First choices in medications
Several types of medications are used to treat social anxiety disorder. However, selective serotonin reuptake inhibitors (SSRIs) are often the first type of medication tried for persistent symptoms of social anxiety. SSRIs your doctor may prescribe include:
- Paroxetine (Paxil)
- Sertraline (Zoloft)
- Fluvoxamine (Luvox)
- Fluoxetine (Prozac, Sarafem, others)
The serotonin and norepinephrine reuptake inhibitor (SNRI) venlafaxine (Effexor) also may be an option for social anxiety disorder.
To reduce the risk of side effects, your doctor will start you at a low dose of medication and gradually increase your prescription to a full dose. It may take up to three months of treatment for your symptoms to noticeably improve.
Other medication options
Your doctor or mental health provider may also prescribe other medications for symptoms of social anxiety, including:
- Other antidepressants. You may have to try several different antidepressants to find which one is the most effective and has the fewest unpleasant side effects.
- Anti-anxiety medications. A type of anti-anxiety medication called benzodiazepines (ben-zo-di-AZ-uh-peens) may reduce your level of anxiety. Although they often work quickly, they can be habit-forming. Because of that, they're often prescribed for only short-term use. They may also be sedating. If your doctor does prescribe anti-anxiety medications, make sure you try taking them before you're in a social situation so that you know how they will affect you.
- Beta blockers. These medications work by blocking the stimulating effect of epinephrine (adrenaline). They may reduce heart rate, blood pressure, pounding of the heart, and shaking voice and limbs. Because of that, they may work best when used infrequently to control symptoms for a particular situation, such as giving a speech. They're not recommended for general treatment of social anxiety disorder. As with anti-anxiety medications, try taking them before you need them to see how they affect you.
Stick with it
Don't give up if treatment doesn't work quickly. You can continue to make strides in psychotherapy over several weeks or months. And finding the right medication for your situation can take some trial and error.
For some people, the symptoms of social anxiety disorder may fade over time, and medication can be discontinued. Others may need to take medication for years to prevent a relapse.
To make the most of treatment, keep your medical or therapy appointments, take medications as directed, and talk to your doctor about any changes in your condition.
Aug. 23, 2011
- Social phobia (social anxiety disorder). In: Diagnostic and Statistical Manual of Mental Disorders DSM-IV-TR. 4th ed. Arlington, Va.: American Psychiatric Association; 2000. http://www.psychiatryonline.com.
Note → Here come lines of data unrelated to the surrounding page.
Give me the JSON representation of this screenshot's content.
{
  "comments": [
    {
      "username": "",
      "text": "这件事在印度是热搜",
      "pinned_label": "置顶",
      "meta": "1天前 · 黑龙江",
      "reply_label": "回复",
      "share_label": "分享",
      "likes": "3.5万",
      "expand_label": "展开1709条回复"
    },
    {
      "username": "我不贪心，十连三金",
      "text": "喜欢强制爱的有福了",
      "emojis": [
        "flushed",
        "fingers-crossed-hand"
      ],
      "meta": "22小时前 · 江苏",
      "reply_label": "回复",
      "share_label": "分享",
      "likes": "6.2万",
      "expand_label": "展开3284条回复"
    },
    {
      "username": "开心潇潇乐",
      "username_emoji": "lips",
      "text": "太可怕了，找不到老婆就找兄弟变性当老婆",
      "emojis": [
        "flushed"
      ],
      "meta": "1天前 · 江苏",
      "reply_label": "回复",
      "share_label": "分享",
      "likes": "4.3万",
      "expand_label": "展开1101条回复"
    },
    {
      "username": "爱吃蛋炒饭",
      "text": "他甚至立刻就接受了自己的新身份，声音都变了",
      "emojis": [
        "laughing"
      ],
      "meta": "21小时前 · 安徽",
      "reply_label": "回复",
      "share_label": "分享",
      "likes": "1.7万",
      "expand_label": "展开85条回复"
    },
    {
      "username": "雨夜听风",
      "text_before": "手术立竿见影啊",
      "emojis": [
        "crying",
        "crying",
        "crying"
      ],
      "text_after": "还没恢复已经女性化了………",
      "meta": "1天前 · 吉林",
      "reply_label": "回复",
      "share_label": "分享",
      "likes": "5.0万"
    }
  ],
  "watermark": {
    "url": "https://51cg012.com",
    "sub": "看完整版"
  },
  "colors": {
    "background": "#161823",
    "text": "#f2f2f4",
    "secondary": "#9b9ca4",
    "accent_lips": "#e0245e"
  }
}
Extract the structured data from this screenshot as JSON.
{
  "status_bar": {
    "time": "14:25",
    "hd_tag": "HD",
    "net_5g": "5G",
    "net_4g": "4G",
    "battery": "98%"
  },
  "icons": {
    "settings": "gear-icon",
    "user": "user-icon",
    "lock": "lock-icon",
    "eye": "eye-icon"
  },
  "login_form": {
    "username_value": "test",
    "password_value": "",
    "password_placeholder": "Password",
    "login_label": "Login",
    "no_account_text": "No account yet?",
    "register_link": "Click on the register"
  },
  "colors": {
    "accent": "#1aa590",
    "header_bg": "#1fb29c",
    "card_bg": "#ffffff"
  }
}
Accessed June 11, 2011.
- Schneier FR. Social anxiety disorder: Epidemiology, clinical manifestations, and diagnosis. http://www.uptodate.com/home/index.html. Accessed June 17, 2011.
- Hollander E, et al. Social phobia (social anxiety disorder). In: Hales RE, et al. The American Psychiatric Publishing Textbook of Psychiatry. 5th ed. Arlington, Va.: American Psychiatric Association; 2008. http://www.psychiatryonline.com. Accessed June 11, 2011.
- Phobic disorders. The Merck Manuals: The Merck Manual for Healthcare Professionals. http://www.merck.com/mmpe/sec15/ch196/ch196e.html. Accessed June 17, 2011.
- Hofmann SG. Psychotherapy for social anxiety disorder. http://www.uptodate.com/home/index.html. Accessed June 17, 2011.
- Bruce TJ, et al. Pharmacotherapy for social anxiety disorder. http://www.uptodate.com/home/index.html. Accessed June 17, 2011.
- Lee RA. Anxiety disorders. In: Rakel D. Integrative Medicine. 2nd ed. Philadelphia, Pa.: Saunders Elsevier; 2007. http://www.mdconsult.com/das/book/body/154207005-3/0/1494/57.html?tocnode=54111716&fromURL=57.html#4-u1.0-B978-1-4160-2954-0..50014-4_229. Accessed June 10, 2011.
- Lakhan SE, et al. Nutritional and herbal supplements for anxiety and anxiety-related disorders: Systematic review. Nutrition Journal. 2010;9:42. http://www.nutritionj.com/content/9/1/42. Accessed June 17, 2011.